* _WHAT TO DO_
A single number is the answer: the count of lines in these records with "title" in them.

(Beginning of EXERCISE INPUT)

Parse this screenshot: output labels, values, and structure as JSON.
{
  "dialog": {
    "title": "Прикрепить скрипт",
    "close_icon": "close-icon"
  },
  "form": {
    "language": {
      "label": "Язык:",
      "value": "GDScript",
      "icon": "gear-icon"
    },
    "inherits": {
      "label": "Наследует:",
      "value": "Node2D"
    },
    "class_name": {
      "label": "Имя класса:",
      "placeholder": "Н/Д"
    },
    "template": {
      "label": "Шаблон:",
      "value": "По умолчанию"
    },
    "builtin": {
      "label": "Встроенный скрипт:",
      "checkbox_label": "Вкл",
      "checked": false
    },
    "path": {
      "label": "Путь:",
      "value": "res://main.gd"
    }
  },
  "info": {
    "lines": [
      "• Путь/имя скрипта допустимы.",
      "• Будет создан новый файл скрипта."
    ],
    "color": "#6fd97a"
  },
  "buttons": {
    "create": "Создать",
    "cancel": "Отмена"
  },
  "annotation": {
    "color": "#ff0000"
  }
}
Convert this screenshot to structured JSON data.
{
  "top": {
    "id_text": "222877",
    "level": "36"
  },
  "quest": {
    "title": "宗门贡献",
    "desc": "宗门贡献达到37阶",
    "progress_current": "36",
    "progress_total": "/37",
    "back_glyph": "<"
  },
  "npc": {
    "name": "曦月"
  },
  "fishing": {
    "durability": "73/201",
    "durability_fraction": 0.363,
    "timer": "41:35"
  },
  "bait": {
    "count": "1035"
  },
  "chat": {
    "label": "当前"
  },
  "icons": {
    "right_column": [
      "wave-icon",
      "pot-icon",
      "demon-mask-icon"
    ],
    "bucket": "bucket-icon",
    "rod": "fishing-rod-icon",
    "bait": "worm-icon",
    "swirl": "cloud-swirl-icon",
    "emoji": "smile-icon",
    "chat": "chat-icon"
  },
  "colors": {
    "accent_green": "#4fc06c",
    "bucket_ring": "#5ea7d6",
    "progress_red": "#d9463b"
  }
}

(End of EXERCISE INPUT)

* _SOLUTION BELOW_
2